Boss stung with $21,000 bill after ‘humiliating’ thief
A boss landed with a £13,000 ($21,000) bill for “humiliating” an employee by forcing him to parade in public with a sign saying “thief” around his neck has said he does not regret his actions.
Simon Cremer said he was “very hurt” over the betrayal of trust after he found former employee Mark Gilbert, 40, had written a company cheque for £845 to himself.
He told ITV Daybreak he did not regret his actions as he believed Gilbert’s punishment – a police caution – was unjust.
“It is a huge financial burden to have to find this money,” he said.
“Do I regret what I did? I don’t know if I do, to be honest, because the police have given Mr Gilbert a caution for the theft which I don’t believe is a just punishment.”
He added that he would have given a “pat on the back” if, in a hypothetical example, someone had meted out the same punishment to a teenage child of his caught in similar circumstances.
“I would probably go and pat them on the back and say, ‘If you have stolen some money, then that is exactly what you deserve’,” he said.
Cremer said he had been “very pleased” with the support he had received over the incident.
The 46-year-old, who runs a floor-fitting business in Essex, England, forced Gilbert to wear a sign saying “THIEF. I Stole £845. Am on my way to the police station” in September 2008.
Gilbert was arrested on suspicion of theft, but later accepted a police caution.
Cremer faced a charge of false imprisonment along with three other men, but the case was dropped.
The men agreed to be bound over to keep the peace at a hearing before a district judge in Colchester.
Cremer has made an out-of-court settlement to pay £5000 compensation and £6000 legal fees in a civil action brought by Gilbert for the “humiliation” he suffered. Together with a £2000 legal bill, the total amounts to £13,000.

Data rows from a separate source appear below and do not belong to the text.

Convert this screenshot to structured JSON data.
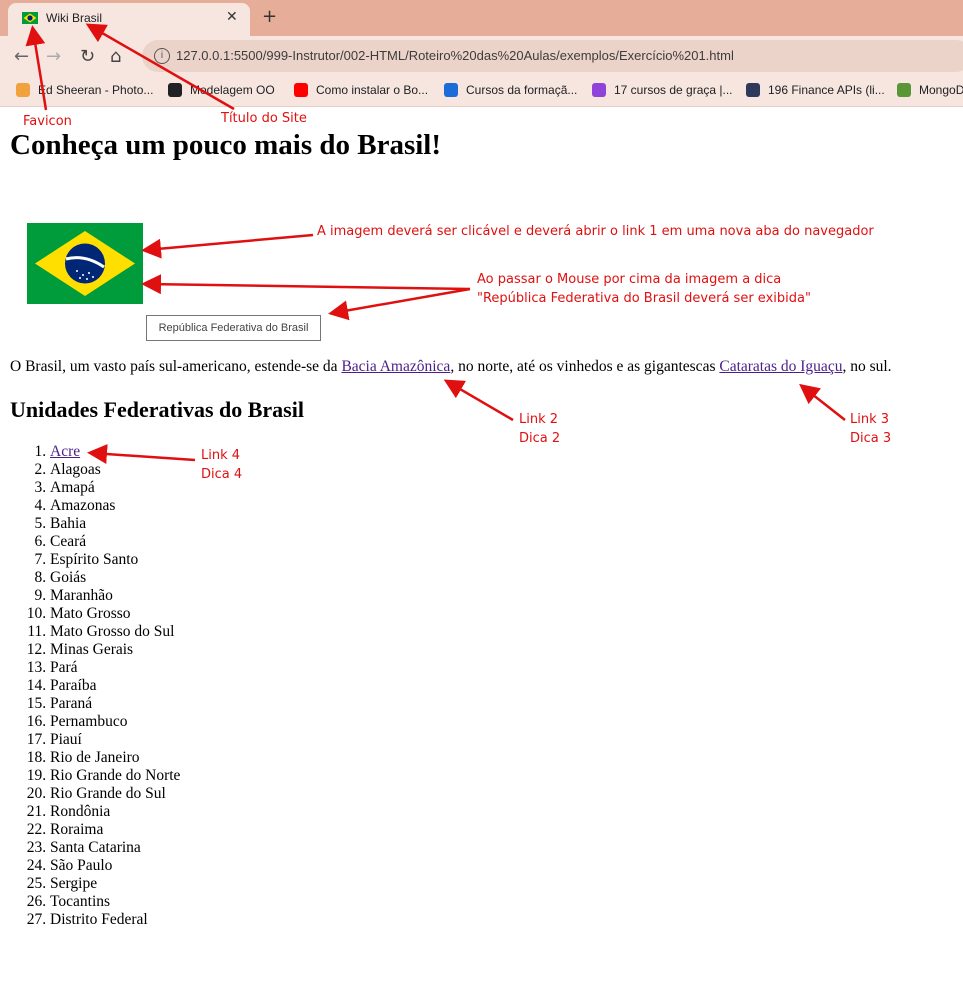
{
  "browser": {
    "tab_title": "Wiki Brasil",
    "tab_close": "✕",
    "new_tab": "+",
    "url": "127.0.0.1:5500/999-Instrutor/002-HTML/Roteiro%20das%20Aulas/exemplos/Exercício%201.html",
    "bookmarks": [
      {
        "label": "Ed Sheeran - Photo...",
        "icon": "mushroom-icon",
        "color": "#f2a23c"
      },
      {
        "label": "Modelagem OO",
        "icon": "github-icon",
        "color": "#202124"
      },
      {
        "label": "Como instalar o Bo...",
        "icon": "youtube-icon",
        "color": "#ff0000"
      },
      {
        "label": "Cursos da formaçã...",
        "icon": "alura-icon",
        "color": "#1b6cd9"
      },
      {
        "label": "17 cursos de graça |...",
        "icon": "hexagon-icon",
        "color": "#8e44d8"
      },
      {
        "label": "196 Finance APIs (li...",
        "icon": "rapidapi-icon",
        "color": "#2f3a5a"
      },
      {
        "label": "MongoD",
        "icon": "mongodb-icon",
        "color": "#589636"
      }
    ]
  },
  "annotations": {
    "favicon": "Favicon",
    "site_title": "Título do Site",
    "image_click_line1": "A imagem deverá ser clicável e deverá abrir o link 1 em uma nova aba do navegador",
    "hover_line1": "Ao passar o Mouse por cima da imagem a dica",
    "hover_line2": "\"República Federativa do Brasil deverá ser exibida\"",
    "link2": "Link 2",
    "dica2": "Dica 2",
    "link3": "Link 3",
    "dica3": "Dica 3",
    "link4": "Link 4",
    "dica4": "Dica 4"
  },
  "page": {
    "heading": "Conheça um pouco mais do Brasil!",
    "tooltip": "República Federativa do Brasil",
    "paragraph": {
      "before": "O Brasil, um vasto país sul-americano, estende-se da ",
      "link1": "Bacia Amazônica",
      "middle": ", no norte, até os vinhedos e as gigantescas ",
      "link2": "Cataratas do Iguaçu",
      "after": ", no sul."
    },
    "subheading": "Unidades Federativas do Brasil",
    "states": [
      "Acre",
      "Alagoas",
      "Amapá",
      "Amazonas",
      "Bahia",
      "Ceará",
      "Espírito Santo",
      "Goiás",
      "Maranhão",
      "Mato Grosso",
      "Mato Grosso do Sul",
      "Minas Gerais",
      "Pará",
      "Paraíba",
      "Paraná",
      "Pernambuco",
      "Piauí",
      "Rio de Janeiro",
      "Rio Grande do Norte",
      "Rio Grande do Sul",
      "Rondônia",
      "Roraima",
      "Santa Catarina",
      "São Paulo",
      "Sergipe",
      "Tocantins",
      "Distrito Federal"
    ]
  },
  "colors": {
    "tabbar": "#e6ad99",
    "annotation": "#e01010",
    "link": "#4b1f8a"
  }
}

He has said he had no option but to settle as fighting the claim would have been too expensive.